What to Read Now: Ukraine
A Ukrainian writer looks outside the country for three books that help illuminate what threatens modern Ukraine.
Nothing to Envy: Ordinary Lives in North Korea
This book by American journalist Barbara Demick, who has long lived in South Korea, caused a real explosion in 2006 and is, in my opinion, quite rightly considered one of the best nonfiction books of the early twenty-first century. Conducting numerous interviews with people who escaped from the Democratic People’s Republic of Korea, Demick describes the totalitarian regime in North Korea with impressive authenticity, representing the horrors of communism through the lives of ordinary North Koreans. Demick analyzes features of the North Korean propaganda machine, trying to understand why, despite the dramatically low standard of living and the glaring absurdity of ideological slogans (such as “Let’s move to two meals a day!” in the most terrible times of famine), the people of North Korea continue to believe the guidelines of the ruling party. Demick’s book illuminates what confronts modern Ukraine—hypertrophied Russian chauvinism, which was fostered by a propaganda similar to that in North Korea—and sheds some light on why, despite Internet access, 150 million Russians continue to believe the nonsense they are fed by Putin’s FSB-controlled media.
The Feast of the Goat
Mario Vargas Llosa
Edith Grossman, tr.
This political novel narrates the last days of bloody Dominican dictator Rafael Trujillo, who ruled the country for more than thirty years—from 1930 to 1961. People gave Trujillo a contemptuous nickname, “El Chivo” (the goat), for his numerous sexual relations. Trujillo’s regime was marked by a massive cult of personality, comparable only to the cult of Stalin in Russia and Kim in North Korea. While ruling the Dominican Republic, he created a personal clan that usurped all political power in the country: his relatives held high-level national positions. Life was controlled by the police, half of the budget of the small country was spent on the so-called maintenance of law and order, and any expressions of disobedience or dissatisfaction of the ruling regime were brutally suppressed. Tens of thousands of people inconvenient for the regime were murdered in prison. With his peculiar skill, Vargas Llosa describes how the discontent of the people began to flow out in riots and eventually catalyzed the conspiracy that led to the end of Trujillo’s reign. The Feast of the Goat largely corresponds with the events in Ukraine during the winter of 2013–2014, when the Revolution of Dignity deposed Viktor Yanukovych’s clan from power.
The Lucifer Effect: Understanding How Good People Turn Evil
This book is about the origin of evil—how it turns good people into self-willed despots. After a thirty-year break, American social psychologist Philip Zimbardo finally dared finish a book about his most famous research, his Stanford prison experiment.
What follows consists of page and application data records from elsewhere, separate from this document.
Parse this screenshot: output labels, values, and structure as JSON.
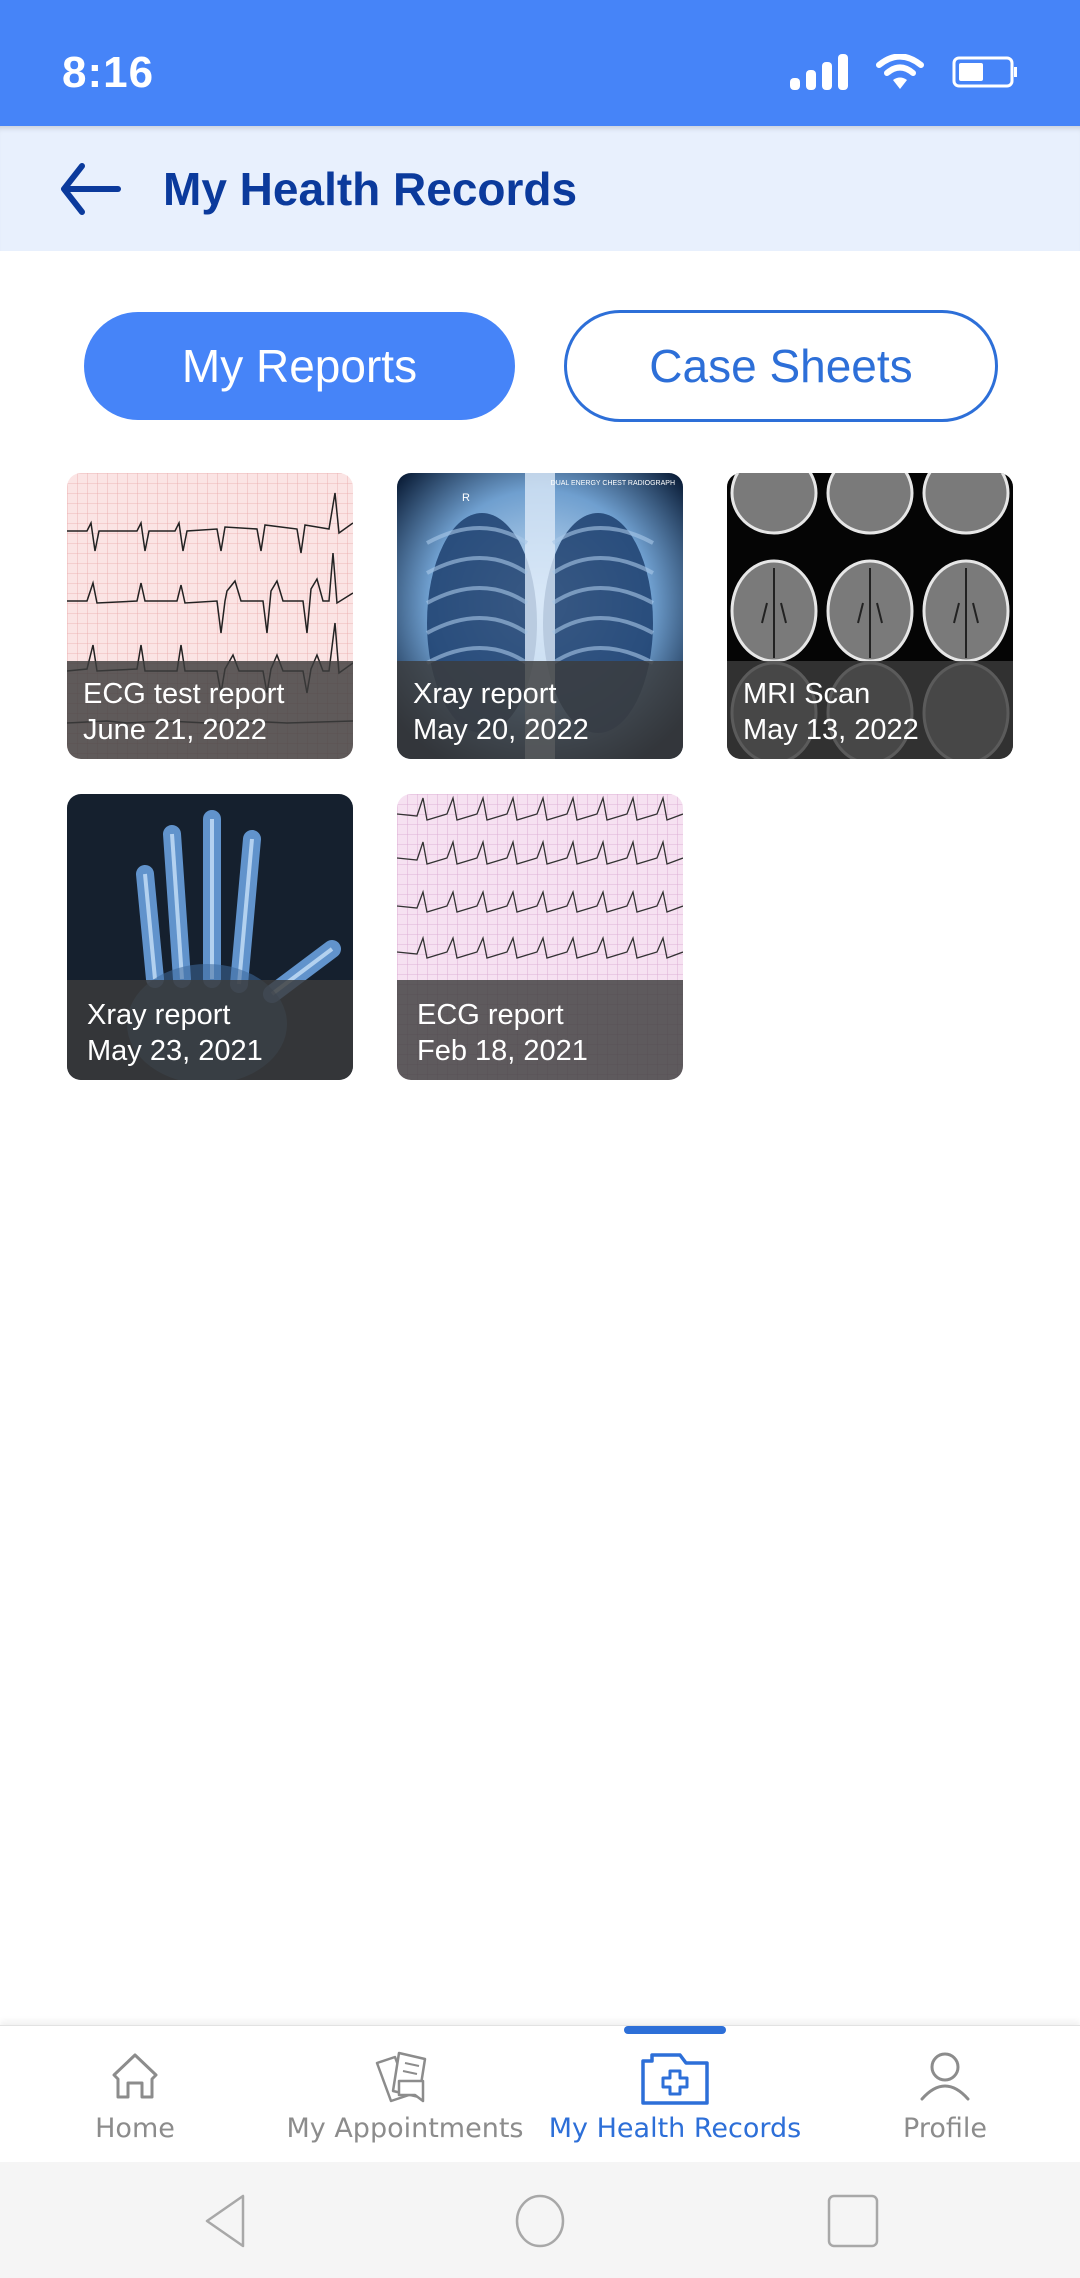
{
  "status_bar": {
    "time": "8:16",
    "icons": [
      "signal-icon",
      "wifi-icon",
      "battery-icon"
    ],
    "battery_level_percent": 50
  },
  "header": {
    "back_icon": "arrow-left-icon",
    "title": "My Health Records"
  },
  "tabs": [
    {
      "label": "My Reports",
      "active": true
    },
    {
      "label": "Case Sheets",
      "active": false
    }
  ],
  "reports": [
    {
      "title": "ECG test report",
      "date": "June 21, 2022",
      "thumbnail": "ecg-image"
    },
    {
      "title": "Xray report",
      "date": "May 20, 2022",
      "thumbnail": "chest-xray-image",
      "thumbnail_caption": "DUAL ENERGY CHEST RADIOGRAPH",
      "thumbnail_marker": "R"
    },
    {
      "title": "MRI Scan",
      "date": "May 13, 2022",
      "thumbnail": "brain-mri-image"
    },
    {
      "title": "Xray report",
      "date": "May 23, 2021",
      "thumbnail": "hand-xray-image"
    },
    {
      "title": "ECG report",
      "date": "Feb 18, 2021",
      "thumbnail": "ecg-image"
    }
  ],
  "bottom_nav": [
    {
      "label": "Home",
      "icon": "home-icon",
      "active": false
    },
    {
      "label": "My Appointments",
      "icon": "appointments-icon",
      "active": false
    },
    {
      "label": "My Health Records",
      "icon": "medical-folder-icon",
      "active": true
    },
    {
      "label": "Profile",
      "icon": "user-icon",
      "active": false
    }
  ],
  "system_nav": [
    "back-triangle-icon",
    "home-circle-icon",
    "recents-square-icon"
  ],
  "colors": {
    "primary": "#4684F8",
    "accent": "#2D6FD8",
    "title": "#0B3A9C",
    "header_bg": "#E8F0FD",
    "inactive": "#8C8C8C"
  }
}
In the experiment, students divided into “prisoners” and “supervisors” and placed in a prisonlike setting quickly acclimated to their roles: “supervisors” began to demonstrate sadistic inclinations; “prisoners” felt hopeless and fell into depression. Based on historical examples and his own research, Zimbardo shows how situational processes and group interaction in certain circumstances create a powerful force capable of turning respectable men and women into monsters. Trying to determine the causes of dangerous changes in behavior and ways of dealing with them, the author suggests examples from real life, from minor malfeasance to organized genocide and the harsh treatment of captives in the Abu Ghraib prison. Provocative and difficult to read, this book like no other reveals the nature of human baseness and forces us to take a fresh look at ourselves.